### What the task asks:
Copy each entry below unchanged; the images do not go in the copy.

### Data to use:

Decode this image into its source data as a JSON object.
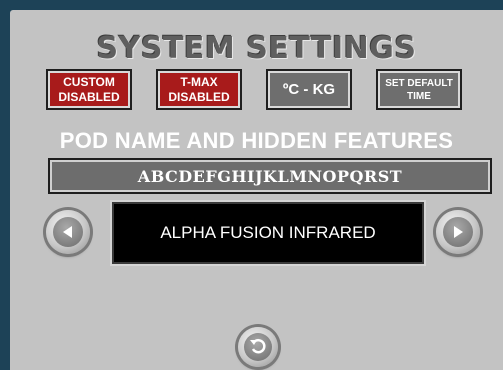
{
  "title": "SYSTEM SETTINGS",
  "buttons": {
    "custom": "CUSTOM DISABLED",
    "tmax": "T-MAX DISABLED",
    "units": "ºC - KG",
    "set_default_time": "SET DEFAULT TIME"
  },
  "section_heading": "POD NAME AND HIDDEN FEATURES",
  "code_field": "ABCDEFGHIJKLMNOPQRST",
  "pod_name": "ALPHA FUSION INFRARED",
  "icons": {
    "prev": "chevron-left-icon",
    "next": "chevron-right-icon",
    "back": "return-icon"
  },
  "colors": {
    "background": "#1d4257",
    "panel": "#c3c3c3",
    "disabled_red": "#a81b1b",
    "button_gray": "#6e6e6e"
  }
}
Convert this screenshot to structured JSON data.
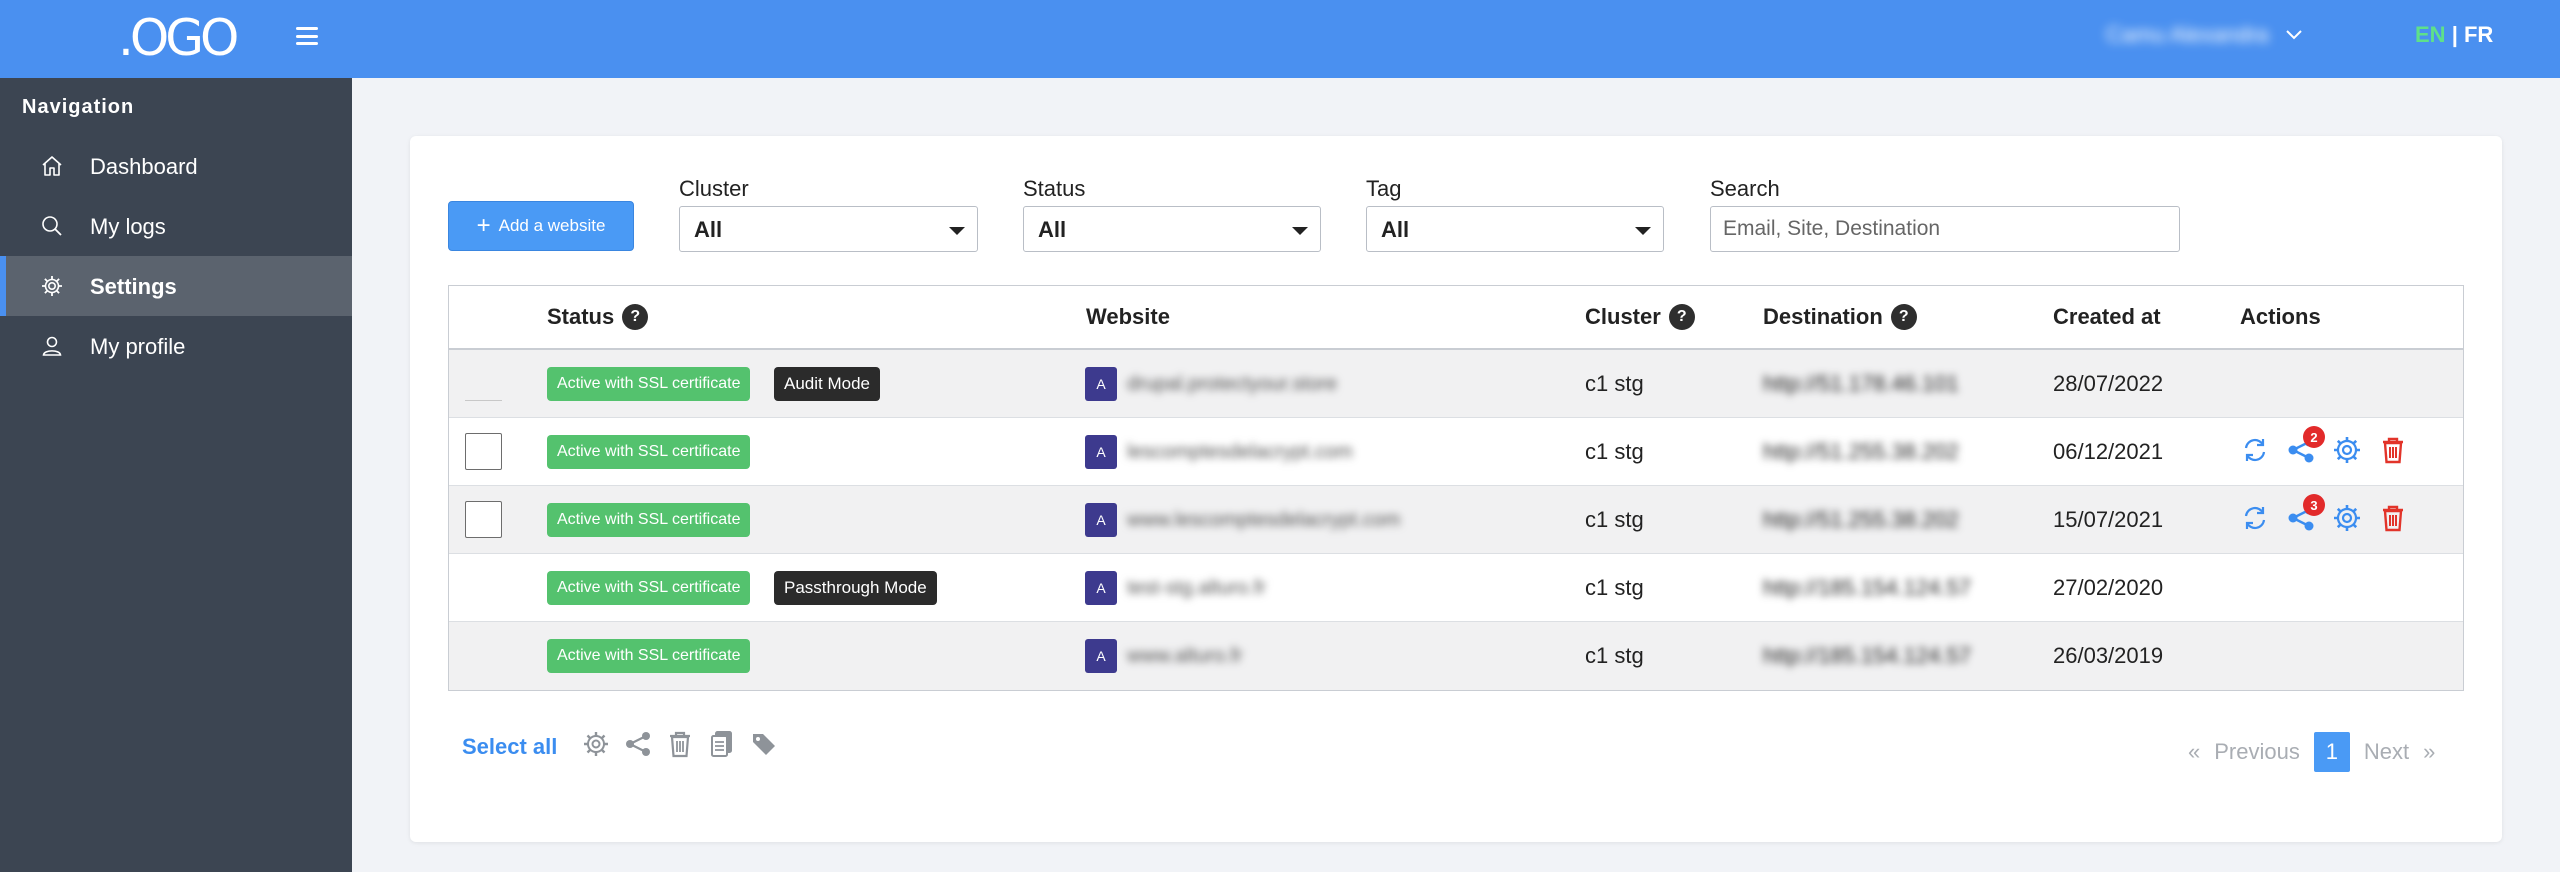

### Exercise answer:
Decode this image into its source data as a JSON object.
{
  "title": "SYSTEM SETTINGS",
  "buttons": {
    "custom": "CUSTOM DISABLED",
    "tmax": "T-MAX DISABLED",
    "units": "ºC - KG",
    "set_default_time": "SET DEFAULT TIME"
  },
  "section_heading": "POD NAME AND HIDDEN FEATURES",
  "code_field": "ABCDEFGHIJKLMNOPQRST",
  "pod_name": "ALPHA FUSION INFRARED",
  "icons": {
    "prev": "chevron-left-icon",
    "next": "chevron-right-icon",
    "back": "return-icon"
  },
  "colors": {
    "background": "#1d4257",
    "panel": "#c3c3c3",
    "disabled_red": "#a81b1b",
    "button_gray": "#6e6e6e"
  }
}
Convert this screenshot to structured JSON data.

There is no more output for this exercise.